It was November 13, 1983.
I was thirteen years old, just 10 days away from my 14th birthday, and I stood just out of view of a church congregation near the top of a staircase that led down into warm water where a pastor waited for me.
That pastor was only a few years older than my dad, but had the persona of a kind grandfatherly figure.
And he was about to baptise me.
That pastor was Don Davis.
Don had a knack for remembering names. He would stand at the door after a service and greet churchgoers as they left, speaking to each one by name. It was a talent that amazed me: I’m lousy with names. Faces I tend not to forget, but I struggle to remember people’s names, even moments after I’ve been introduced to them.
But Don did it the right way. Beyond the names themselves, he remembered the people behind the names. He greeted them with positive, uplifting words, referencing, whenever he could, something interesting going on in their lives; it was never in an embarrassing way, but rather in a way that was both respectful and indicative of someone who truly cared about someone else.
You knew, when you were around Don, that he cared because he showed you that he’d paid attention to you and was interested in what was happening in your life and how he could encourage you.
The Rev. Billy Graham is regarded by many as the standard to which all preachers should aspire. So it’s perhaps something of a cliché to compare any pastor to Graham. At the risk of being guilty of committing such a cliché, I would make one simple connection between the two men: that of their integrity.
I’ve never had the pleasure of meeting Graham, but my impression of him is what is often referred to as “the genuine article.” He doesn’t seem like a man around whom you’d crack even the slightest off-color remark. There is a goodness that seems to emanate from him that you somehow wouldn’t want to disturb with inappropriate talk or behavior.

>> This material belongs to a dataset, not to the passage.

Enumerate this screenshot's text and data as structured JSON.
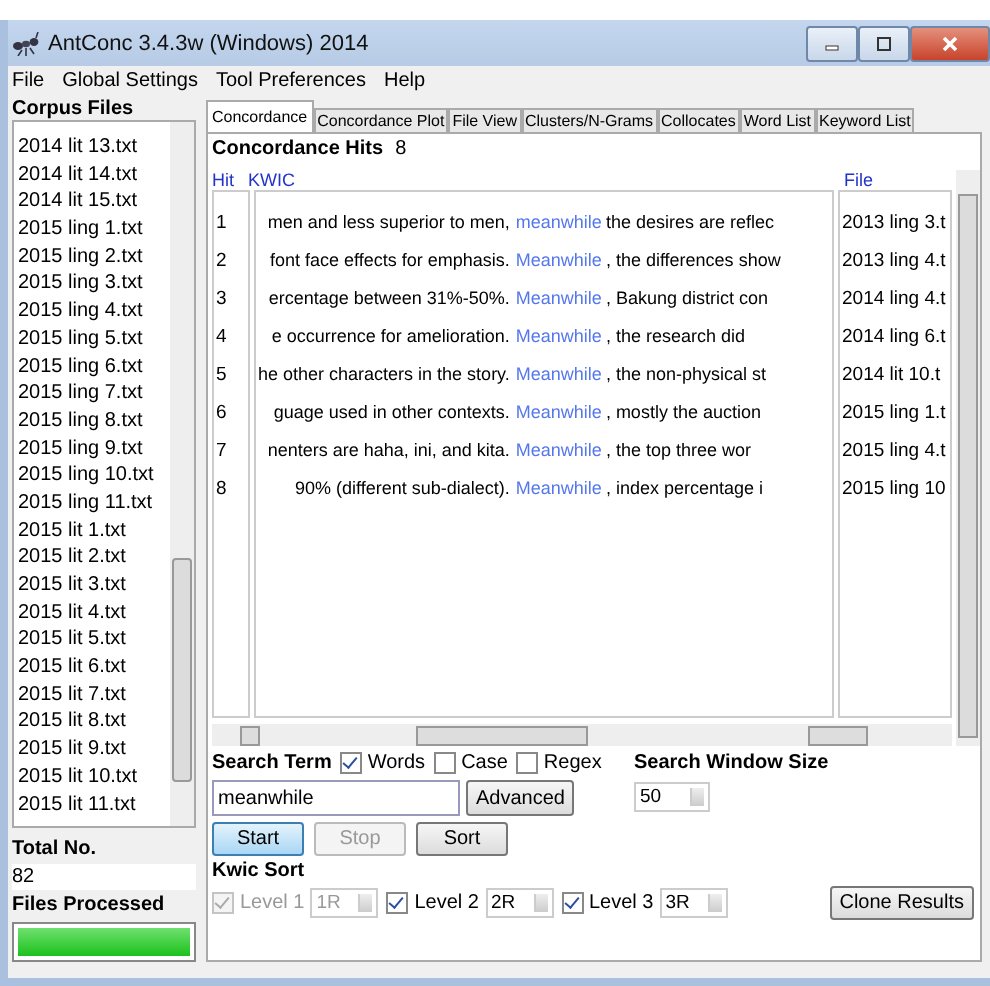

Don had this about him, too. When he spoke of being a Christian and gave advice on how to live the right way, you just understood that it came from a man who did so himself. For those of us who are Christians, perhaps that’s one of the nicest legacies we can hope to leave.

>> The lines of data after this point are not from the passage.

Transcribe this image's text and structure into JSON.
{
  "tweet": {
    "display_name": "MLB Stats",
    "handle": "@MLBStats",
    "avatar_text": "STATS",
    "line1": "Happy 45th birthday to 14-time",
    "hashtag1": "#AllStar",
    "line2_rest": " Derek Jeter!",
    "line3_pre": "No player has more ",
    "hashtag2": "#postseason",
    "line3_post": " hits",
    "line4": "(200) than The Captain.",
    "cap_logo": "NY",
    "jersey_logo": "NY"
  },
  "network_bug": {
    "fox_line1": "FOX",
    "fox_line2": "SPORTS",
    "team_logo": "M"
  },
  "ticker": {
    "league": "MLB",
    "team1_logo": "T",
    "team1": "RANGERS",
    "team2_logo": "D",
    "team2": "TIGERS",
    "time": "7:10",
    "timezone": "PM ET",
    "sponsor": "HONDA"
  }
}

None of us, of course, is perfect. Don would be the first to remind us of that at this moment.
Don never made you feel like he considered himself to be incapable of a mistake.But Don’s personality, his very presence in the room, made you feel like you were near someone who very special, someone you should be more like. And in doing so, he provided a road map of sorts through his example for people who wanted to experience that level of discipleship in their own lives.
The last time I saw Don in person was back in January, at the funeral of my friend Rick Stilwell. Already fighting a brave health battle, he greater me with a hug and asked how things were going for me in Charleston. It was the first time I’d talked to him in at least a year or more, but he remembered where I was and what I was up to. And he gave me that encouragement so many of us had come to depend on.

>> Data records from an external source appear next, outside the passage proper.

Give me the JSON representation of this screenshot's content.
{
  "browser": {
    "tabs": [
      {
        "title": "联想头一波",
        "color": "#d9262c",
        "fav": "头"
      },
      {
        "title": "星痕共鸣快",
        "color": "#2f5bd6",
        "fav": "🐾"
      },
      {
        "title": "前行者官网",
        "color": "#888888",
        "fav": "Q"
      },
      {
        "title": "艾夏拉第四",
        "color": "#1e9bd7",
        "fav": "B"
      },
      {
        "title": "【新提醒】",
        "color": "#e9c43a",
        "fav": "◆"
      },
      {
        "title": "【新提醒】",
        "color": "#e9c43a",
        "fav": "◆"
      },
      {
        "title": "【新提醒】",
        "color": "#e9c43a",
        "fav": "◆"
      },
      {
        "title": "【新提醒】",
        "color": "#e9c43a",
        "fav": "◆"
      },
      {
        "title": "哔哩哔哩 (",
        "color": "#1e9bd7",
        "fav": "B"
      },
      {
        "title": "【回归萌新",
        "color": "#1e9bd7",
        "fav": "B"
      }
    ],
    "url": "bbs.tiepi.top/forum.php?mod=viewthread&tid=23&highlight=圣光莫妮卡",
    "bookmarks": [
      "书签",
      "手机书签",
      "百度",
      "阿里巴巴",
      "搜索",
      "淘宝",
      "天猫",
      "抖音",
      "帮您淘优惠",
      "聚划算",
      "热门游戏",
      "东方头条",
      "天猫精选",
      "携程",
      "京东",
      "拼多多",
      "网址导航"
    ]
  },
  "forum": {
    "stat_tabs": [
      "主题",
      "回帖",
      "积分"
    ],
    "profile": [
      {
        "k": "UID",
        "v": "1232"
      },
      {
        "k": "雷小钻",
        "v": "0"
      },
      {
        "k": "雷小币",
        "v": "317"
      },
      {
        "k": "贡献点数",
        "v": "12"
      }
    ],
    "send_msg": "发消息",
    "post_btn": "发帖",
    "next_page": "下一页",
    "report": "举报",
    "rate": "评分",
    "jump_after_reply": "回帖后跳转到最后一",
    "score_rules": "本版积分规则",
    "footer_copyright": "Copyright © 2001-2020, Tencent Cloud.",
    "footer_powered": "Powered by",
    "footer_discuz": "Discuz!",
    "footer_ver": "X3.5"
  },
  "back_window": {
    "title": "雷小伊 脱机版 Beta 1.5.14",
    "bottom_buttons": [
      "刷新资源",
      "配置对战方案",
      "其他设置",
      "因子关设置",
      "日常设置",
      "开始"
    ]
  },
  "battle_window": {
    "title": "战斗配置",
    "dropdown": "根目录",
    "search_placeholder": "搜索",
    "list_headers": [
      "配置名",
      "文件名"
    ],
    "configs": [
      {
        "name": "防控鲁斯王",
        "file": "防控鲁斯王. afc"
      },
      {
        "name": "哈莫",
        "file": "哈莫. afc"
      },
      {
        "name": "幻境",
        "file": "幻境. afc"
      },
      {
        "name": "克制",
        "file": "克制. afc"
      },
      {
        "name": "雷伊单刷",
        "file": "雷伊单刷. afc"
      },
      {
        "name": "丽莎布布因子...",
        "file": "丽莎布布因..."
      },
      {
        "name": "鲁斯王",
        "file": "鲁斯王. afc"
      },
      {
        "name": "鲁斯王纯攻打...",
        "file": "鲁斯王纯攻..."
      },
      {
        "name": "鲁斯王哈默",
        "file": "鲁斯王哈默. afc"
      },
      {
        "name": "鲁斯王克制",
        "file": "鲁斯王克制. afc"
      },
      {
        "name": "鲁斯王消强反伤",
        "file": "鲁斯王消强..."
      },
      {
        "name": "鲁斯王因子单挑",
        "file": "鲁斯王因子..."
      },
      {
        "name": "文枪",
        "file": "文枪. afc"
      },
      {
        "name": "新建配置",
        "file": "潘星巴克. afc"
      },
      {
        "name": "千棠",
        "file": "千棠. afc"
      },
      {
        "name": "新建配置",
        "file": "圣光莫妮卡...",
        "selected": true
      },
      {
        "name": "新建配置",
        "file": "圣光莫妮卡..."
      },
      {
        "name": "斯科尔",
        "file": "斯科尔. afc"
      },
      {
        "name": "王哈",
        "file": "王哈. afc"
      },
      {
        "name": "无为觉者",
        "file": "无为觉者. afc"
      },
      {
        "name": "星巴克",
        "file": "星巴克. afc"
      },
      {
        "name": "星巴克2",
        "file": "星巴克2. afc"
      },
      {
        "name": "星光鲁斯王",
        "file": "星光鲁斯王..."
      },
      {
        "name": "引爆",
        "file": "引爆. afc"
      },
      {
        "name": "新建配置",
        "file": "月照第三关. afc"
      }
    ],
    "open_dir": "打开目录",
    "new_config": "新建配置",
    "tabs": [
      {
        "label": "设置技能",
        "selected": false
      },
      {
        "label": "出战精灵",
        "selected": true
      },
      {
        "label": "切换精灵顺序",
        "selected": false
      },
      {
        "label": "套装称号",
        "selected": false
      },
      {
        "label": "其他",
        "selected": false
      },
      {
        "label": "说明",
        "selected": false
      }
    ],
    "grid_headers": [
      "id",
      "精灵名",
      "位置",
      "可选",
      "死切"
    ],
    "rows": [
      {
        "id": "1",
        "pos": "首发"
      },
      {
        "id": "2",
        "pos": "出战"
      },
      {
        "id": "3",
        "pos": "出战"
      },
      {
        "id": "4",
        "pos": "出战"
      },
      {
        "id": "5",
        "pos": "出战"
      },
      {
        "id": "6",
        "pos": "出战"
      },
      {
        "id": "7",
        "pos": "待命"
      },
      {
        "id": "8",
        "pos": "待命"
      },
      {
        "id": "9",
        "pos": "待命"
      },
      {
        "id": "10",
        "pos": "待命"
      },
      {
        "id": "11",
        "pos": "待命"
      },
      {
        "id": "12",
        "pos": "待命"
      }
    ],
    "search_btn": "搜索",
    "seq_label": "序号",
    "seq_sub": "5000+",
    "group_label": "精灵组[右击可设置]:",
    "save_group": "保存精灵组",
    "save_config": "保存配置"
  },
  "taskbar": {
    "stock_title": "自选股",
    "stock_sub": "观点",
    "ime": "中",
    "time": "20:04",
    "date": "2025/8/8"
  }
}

It always feels like a terrible thing to lose such a good man here on Earth. But I’m grateful that such good men do exist, and grateful that, once in a while, our paths actually cross.
Rest in peace, Don.